Existing redirects should be migrated as well. Try to keep as many existing redirects as possible to lessen the workload, and make sure your URLs are mapped before you test redirects, to make sure you have backups if you lose them.

For more information on how to update URLs, check out this article.

4. Make sure you’re retaining titles, meta descriptions, and HTML markup.

Recall that website migrations help with website organization. As such, pages should be uniform and contain the same information as they did before. To illustrate, if the HubSpot Marketing Blog underwent a site migration, the content and descriptions for each blog post would be the same, just look different.

You can always update or rewrite titles, meta descriptions, and HTML markup, but you should still ensure that each page includes the proper information. 

5. Try out the new build on a test server (aka sandbox).

Seeing mockups or testing in a local environment will not give you a full picture of the new site’s functionality and implementation. For a seamless transition, take it online for a test drive before the official migration.

6. Choose the right date for the migration.

Hiccups will happen no matter what, but you can minimize them by avoiding peak hours.

Day of Migration

7. Prepare to update your site’s DNS settings.

If you’re moving your site to a new server, part of the process will include “pointing” to the site’s new location. Coordinate with your web/IT team and/or your hosting providers (new and old) to accomplish this.

8. Launch.

Set up your forwarding redirects, unpublish, and implement.

If DNS changes were involved, the site may be down momentarily.

If you’re not switching servers or platforms, the migration should be nearly instantaneous.

9. Crawl the new site.

Once the new site is live, you can do a crawl to see if it has been migrated how you expected it to. One thing you want to look for is proper indexability and crawlability.

10. Identify and resolve missing and duplicate content.

Using the crawl report, see if you find any anomalies, including duplicate content or 404 errors and broken links. In addition, you should click around the new site and look for issues.

11. Check for redirect chains.

Now that your site has been migrated, you have a lot of new redirects on your hands. If redirects already existed, chains may have been created.

Here’s what I mean:

If you were already redirecting A to B, your migration may have added a redirect from B to C.

This creates a chain of redirects: A to B to C.

Redirect chains can slow your site down and impact performance. You can avoid this by breaking the chains, redirecting A to C and B to C.

12. Ensure Google Analytics and Google Search Console are implemented.

To avoid any gaps in data and reporting, these should be up and running the same day.

13. Mark the date in Analytics.

Google Analytics allows you to make “Annotations” of important dates or events. This can help you contextualize the data and measure performance pre-and post-migration (unless you opted for a new Analytics setup).

14. Submit sitemaps.

Once everything is up and running, ensure your XML site map has no errors. Then, you can submit the sitemap in Google Search Console to invite Google to crawl the new implementation.

Post-Migration

15. Monitor performance.

While temporary dips in traffic are common after a migration, you should still be keeping a pulse on your analytics to ensure nothing big was missed that could be affecting performance.

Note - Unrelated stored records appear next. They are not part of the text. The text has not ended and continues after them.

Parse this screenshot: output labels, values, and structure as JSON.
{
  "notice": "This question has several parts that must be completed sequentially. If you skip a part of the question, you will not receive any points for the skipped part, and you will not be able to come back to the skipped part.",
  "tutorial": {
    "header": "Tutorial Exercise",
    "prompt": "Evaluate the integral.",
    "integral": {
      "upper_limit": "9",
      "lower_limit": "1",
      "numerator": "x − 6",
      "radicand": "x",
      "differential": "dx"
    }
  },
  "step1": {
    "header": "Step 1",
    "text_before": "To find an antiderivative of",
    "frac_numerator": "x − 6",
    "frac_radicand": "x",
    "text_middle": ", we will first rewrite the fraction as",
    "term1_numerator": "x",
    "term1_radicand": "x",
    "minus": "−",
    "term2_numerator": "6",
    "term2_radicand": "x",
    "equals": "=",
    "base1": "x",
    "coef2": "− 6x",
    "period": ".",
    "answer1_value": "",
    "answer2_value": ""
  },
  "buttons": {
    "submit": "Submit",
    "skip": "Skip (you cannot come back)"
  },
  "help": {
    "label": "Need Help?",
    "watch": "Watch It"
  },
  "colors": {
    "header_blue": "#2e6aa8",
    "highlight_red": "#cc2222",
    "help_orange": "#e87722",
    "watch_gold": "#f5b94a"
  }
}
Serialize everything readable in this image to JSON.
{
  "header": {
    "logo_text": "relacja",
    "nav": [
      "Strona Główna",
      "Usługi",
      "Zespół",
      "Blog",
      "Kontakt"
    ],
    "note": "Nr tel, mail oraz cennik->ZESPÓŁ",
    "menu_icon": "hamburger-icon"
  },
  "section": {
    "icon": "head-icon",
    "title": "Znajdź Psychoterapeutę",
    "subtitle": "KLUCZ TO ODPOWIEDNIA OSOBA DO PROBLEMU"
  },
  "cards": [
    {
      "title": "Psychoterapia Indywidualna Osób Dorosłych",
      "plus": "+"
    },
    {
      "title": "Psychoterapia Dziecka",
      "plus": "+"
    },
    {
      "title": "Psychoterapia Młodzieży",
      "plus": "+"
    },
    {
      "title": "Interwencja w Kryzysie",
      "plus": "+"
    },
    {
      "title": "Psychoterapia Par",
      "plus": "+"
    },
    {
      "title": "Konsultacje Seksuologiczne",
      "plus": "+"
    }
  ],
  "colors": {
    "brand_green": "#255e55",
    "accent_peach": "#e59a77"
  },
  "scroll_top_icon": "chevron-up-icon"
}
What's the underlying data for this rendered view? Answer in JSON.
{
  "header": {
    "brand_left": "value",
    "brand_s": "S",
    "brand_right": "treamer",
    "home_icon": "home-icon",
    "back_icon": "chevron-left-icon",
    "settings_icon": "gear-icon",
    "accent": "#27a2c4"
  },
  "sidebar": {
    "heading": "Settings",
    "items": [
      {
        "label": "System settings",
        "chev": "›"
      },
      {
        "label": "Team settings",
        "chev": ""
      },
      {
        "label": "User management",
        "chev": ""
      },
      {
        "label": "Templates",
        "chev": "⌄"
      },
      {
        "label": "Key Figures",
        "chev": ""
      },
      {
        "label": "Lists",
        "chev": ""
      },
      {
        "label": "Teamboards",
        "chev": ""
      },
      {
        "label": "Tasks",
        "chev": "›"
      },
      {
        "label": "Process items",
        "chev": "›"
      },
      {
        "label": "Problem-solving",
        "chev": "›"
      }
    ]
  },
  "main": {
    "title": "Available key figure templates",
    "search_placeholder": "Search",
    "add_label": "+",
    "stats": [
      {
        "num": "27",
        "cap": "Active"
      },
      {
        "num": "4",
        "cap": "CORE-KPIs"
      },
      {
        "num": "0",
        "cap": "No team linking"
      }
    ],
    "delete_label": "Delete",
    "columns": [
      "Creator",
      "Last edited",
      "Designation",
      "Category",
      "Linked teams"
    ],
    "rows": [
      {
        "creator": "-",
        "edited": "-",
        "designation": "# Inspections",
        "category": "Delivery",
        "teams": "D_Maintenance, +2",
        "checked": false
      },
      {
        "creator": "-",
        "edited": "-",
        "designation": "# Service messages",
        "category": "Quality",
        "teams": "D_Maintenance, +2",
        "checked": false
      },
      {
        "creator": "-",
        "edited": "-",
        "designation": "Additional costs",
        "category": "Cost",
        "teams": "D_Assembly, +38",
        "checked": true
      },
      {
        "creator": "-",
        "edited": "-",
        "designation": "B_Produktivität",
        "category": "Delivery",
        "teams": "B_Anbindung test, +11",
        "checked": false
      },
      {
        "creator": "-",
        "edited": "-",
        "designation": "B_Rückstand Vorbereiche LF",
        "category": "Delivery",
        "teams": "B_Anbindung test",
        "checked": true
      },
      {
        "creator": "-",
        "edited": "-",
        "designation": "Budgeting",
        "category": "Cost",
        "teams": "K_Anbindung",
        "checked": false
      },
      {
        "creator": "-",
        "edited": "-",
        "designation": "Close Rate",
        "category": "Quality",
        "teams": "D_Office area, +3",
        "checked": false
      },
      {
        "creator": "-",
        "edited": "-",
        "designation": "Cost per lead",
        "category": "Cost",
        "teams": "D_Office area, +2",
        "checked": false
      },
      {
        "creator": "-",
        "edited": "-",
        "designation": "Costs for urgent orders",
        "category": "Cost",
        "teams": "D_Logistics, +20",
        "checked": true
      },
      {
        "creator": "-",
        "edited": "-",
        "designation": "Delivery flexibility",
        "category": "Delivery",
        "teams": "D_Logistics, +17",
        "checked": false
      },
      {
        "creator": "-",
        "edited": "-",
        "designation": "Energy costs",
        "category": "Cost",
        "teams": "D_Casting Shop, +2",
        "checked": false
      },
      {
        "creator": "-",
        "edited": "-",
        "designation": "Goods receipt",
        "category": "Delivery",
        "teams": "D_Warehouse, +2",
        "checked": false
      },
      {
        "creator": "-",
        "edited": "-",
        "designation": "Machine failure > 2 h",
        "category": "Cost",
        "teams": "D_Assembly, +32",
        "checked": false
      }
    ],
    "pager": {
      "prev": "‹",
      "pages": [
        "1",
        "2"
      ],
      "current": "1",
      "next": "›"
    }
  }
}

16. Run site audits.

Sometimes, third-party tools can find issues you didn’t know about. SEMrush’s site auditor is excellent in situations like this.

17. Update your platforms.

If you have ads running or other platforms that may be using old URLs, be sure to add fresh links.

18. Have publishers update backlinks.

If your redirects have been implemented correctly, you’ll still get traffic and authority from your backlinks. However, it’s still best practice to use the freshest URLs possible. With that in mind, reach out to the publishers of your highest value links to notify them of the swap.

Website migration can be a lengthy process, but it’s not impossible. With preparation, you can have a migration that’s successful and friendly with your existing SEO efforts. 

Editor’s note: This post was originally published in December 2019 and has been updated for comprehensiveness.